- [SUPPLIED MATERIAL]
◇ ◇ ◇ ◇ ◇ ◇ ◇

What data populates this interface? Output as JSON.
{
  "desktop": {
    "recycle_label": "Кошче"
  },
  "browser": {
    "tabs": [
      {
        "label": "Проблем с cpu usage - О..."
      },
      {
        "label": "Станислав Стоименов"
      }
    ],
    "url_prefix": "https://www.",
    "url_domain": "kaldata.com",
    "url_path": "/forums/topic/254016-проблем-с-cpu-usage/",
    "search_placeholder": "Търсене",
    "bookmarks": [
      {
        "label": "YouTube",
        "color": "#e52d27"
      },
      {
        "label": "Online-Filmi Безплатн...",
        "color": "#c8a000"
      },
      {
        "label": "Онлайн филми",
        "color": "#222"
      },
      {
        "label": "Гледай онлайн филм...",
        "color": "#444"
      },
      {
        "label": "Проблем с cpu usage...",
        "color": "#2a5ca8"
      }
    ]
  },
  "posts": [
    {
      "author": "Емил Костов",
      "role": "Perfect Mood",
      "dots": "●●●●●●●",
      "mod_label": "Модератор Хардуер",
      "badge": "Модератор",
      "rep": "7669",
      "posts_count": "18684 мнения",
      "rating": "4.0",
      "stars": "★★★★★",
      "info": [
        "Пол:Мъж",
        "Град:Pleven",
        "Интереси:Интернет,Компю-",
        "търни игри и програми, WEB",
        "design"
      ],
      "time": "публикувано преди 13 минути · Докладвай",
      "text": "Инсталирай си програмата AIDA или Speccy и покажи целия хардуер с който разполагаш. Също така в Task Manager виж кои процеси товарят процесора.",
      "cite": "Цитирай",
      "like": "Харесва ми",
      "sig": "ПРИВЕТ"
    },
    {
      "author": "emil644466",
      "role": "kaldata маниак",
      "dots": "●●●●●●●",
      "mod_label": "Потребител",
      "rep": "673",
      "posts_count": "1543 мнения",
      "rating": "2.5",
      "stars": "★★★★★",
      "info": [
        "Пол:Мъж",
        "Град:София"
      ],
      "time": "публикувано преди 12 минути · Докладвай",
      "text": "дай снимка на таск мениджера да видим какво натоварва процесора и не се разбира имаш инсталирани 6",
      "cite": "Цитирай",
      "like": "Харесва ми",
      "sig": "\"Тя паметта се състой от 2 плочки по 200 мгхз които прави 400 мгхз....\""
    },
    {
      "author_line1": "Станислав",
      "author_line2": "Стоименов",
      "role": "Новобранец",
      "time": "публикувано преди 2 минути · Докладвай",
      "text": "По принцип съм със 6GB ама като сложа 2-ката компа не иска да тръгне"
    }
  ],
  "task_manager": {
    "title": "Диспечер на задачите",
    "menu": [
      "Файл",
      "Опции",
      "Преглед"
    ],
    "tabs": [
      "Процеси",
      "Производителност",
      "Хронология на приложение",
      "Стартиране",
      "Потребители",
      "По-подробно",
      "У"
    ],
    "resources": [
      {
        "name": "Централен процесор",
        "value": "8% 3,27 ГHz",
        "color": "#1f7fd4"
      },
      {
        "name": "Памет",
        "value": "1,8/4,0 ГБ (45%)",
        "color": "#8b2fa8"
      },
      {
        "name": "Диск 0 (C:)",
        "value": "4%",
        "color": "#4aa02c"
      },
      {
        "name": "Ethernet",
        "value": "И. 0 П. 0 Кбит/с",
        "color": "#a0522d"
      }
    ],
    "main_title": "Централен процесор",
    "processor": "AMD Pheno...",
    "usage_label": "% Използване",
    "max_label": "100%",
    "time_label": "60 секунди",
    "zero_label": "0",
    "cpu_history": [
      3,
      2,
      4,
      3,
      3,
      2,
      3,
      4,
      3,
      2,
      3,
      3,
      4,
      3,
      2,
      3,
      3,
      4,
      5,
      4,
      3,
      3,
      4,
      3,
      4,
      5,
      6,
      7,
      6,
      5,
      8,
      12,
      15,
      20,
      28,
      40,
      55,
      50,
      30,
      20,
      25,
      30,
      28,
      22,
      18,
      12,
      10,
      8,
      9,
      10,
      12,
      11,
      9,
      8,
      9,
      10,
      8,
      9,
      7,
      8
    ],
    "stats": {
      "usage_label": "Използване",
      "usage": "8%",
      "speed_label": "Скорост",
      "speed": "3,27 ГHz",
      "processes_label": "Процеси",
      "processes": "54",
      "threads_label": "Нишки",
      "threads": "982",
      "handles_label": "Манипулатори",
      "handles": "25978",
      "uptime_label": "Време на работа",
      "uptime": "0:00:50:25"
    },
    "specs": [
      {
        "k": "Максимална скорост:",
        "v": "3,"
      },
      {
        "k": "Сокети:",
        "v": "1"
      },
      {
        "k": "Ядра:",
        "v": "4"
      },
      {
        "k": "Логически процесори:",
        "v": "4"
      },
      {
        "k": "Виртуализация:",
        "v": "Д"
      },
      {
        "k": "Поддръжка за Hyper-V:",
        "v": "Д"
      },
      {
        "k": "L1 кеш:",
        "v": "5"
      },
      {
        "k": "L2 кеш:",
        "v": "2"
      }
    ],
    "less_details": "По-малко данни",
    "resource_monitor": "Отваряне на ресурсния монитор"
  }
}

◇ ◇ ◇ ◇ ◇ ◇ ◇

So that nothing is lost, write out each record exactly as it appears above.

- [ANSWER TO THIS EXERCISE]
What data populates this interface? Output as JSON.
{
  "desktop": {
    "recycle_label": "Кошче"
  },
  "browser": {
    "tabs": [
      {
        "label": "Проблем с cpu usage - О..."
      },
      {
        "label": "Станислав Стоименов"
      }
    ],
    "url_prefix": "https://www.",
    "url_domain": "kaldata.com",
    "url_path": "/forums/topic/254016-проблем-с-cpu-usage/",
    "search_placeholder": "Търсене",
    "bookmarks": [
      {
        "label": "YouTube",
        "color": "#e52d27"
      },
      {
        "label": "Online-Filmi Безплатн...",
        "color": "#c8a000"
      },
      {
        "label": "Онлайн филми",
        "color": "#222"
      },
      {
        "label": "Гледай онлайн филм...",
        "color": "#444"
      },
      {
        "label": "Проблем с cpu usage...",
        "color": "#2a5ca8"
      }
    ]
  },
  "posts": [
    {
      "author": "Емил Костов",
      "role": "Perfect Mood",
      "dots": "●●●●●●●",
      "mod_label": "Модератор Хардуер",
      "badge": "Модератор",
      "rep": "7669",
      "posts_count": "18684 мнения",
      "rating": "4.0",
      "stars": "★★★★★",
      "info": [
        "Пол:Мъж",
        "Град:Pleven",
        "Интереси:Интернет,Компю-",
        "търни игри и програми, WEB",
        "design"
      ],
      "time": "публикувано преди 13 минути · Докладвай",
      "text": "Инсталирай си програмата AIDA или Speccy и покажи целия хардуер с който разполагаш. Също така в Task Manager виж кои процеси товарят процесора.",
      "cite": "Цитирай",
      "like": "Харесва ми",
      "sig": "ПРИВЕТ"
    },
    {
      "author": "emil644466",
      "role": "kaldata маниак",
      "dots": "●●●●●●●",
      "mod_label": "Потребител",
      "rep": "673",
      "posts_count": "1543 мнения",
      "rating": "2.5",
      "stars": "★★★★★",
      "info": [
        "Пол:Мъж",
        "Град:София"
      ],
      "time": "публикувано преди 12 минути · Докладвай",
      "text": "дай снимка на таск мениджера да видим какво натоварва процесора и не се разбира имаш инсталирани 6",
      "cite": "Цитирай",
      "like": "Харесва ми",
      "sig": "\"Тя паметта се състой от 2 плочки по 200 мгхз които прави 400 мгхз....\""
    },
    {
      "author_line1": "Станислав",
      "author_line2": "Стоименов",
      "role": "Новобранец",
      "time": "публикувано преди 2 минути · Докладвай",
      "text": "По принцип съм със 6GB ама като сложа 2-ката компа не иска да тръгне"
    }
  ],
  "task_manager": {
    "title": "Диспечер на задачите",
    "menu": [
      "Файл",
      "Опции",
      "Преглед"
    ],
    "tabs": [
      "Процеси",
      "Производителност",
      "Хронология на приложение",
      "Стартиране",
      "Потребители",
      "По-подробно",
      "У"
    ],
    "resources": [
      {
        "name": "Централен процесор",
        "value": "8% 3,27 ГHz",
        "color": "#1f7fd4"
      },
      {
        "name": "Памет",
        "value": "1,8/4,0 ГБ (45%)",
        "color": "#8b2fa8"
      },
      {
        "name": "Диск 0 (C:)",
        "value": "4%",
        "color": "#4aa02c"
      },
      {
        "name": "Ethernet",
        "value": "И. 0 П. 0 Кбит/с",
        "color": "#a0522d"
      }
    ],
    "main_title": "Централен процесор",
    "processor": "AMD Pheno...",
    "usage_label": "% Използване",
    "max_label": "100%",
    "time_label": "60 секунди",
    "zero_label": "0",
    "cpu_history": [
      3,
      2,
      4,
      3,
      3,
      2,
      3,
      4,
      3,
      2,
      3,
      3,
      4,
      3,
      2,
      3,
      3,
      4,
      5,
      4,
      3,
      3,
      4,
      3,
      4,
      5,
      6,
      7,
      6,
      5,
      8,
      12,
      15,
      20,
      28,
      40,
      55,
      50,
      30,
      20,
      25,
      30,
      28,
      22,
      18,
      12,
      10,
      8,
      9,
      10,
      12,
      11,
      9,
      8,
      9,
      10,
      8,
      9,
      7,
      8
    ],
    "stats": {
      "usage_label": "Използване",
      "usage": "8%",
      "speed_label": "Скорост",
      "speed": "3,27 ГHz",
      "processes_label": "Процеси",
      "processes": "54",
      "threads_label": "Нишки",
      "threads": "982",
      "handles_label": "Манипулатори",
      "handles": "25978",
      "uptime_label": "Време на работа",
      "uptime": "0:00:50:25"
    },
    "specs": [
      {
        "k": "Максимална скорост:",
        "v": "3,"
      },
      {
        "k": "Сокети:",
        "v": "1"
      },
      {
        "k": "Ядра:",
        "v": "4"
      },
      {
        "k": "Логически процесори:",
        "v": "4"
      },
      {
        "k": "Виртуализация:",
        "v": "Д"
      },
      {
        "k": "Поддръжка за Hyper-V:",
        "v": "Д"
      },
      {
        "k": "L1 кеш:",
        "v": "5"
      },
      {
        "k": "L2 кеш:",
        "v": "2"
      }
    ],
    "less_details": "По-малко данни",
    "resource_monitor": "Отваряне на ресурсния монитор"
  }
}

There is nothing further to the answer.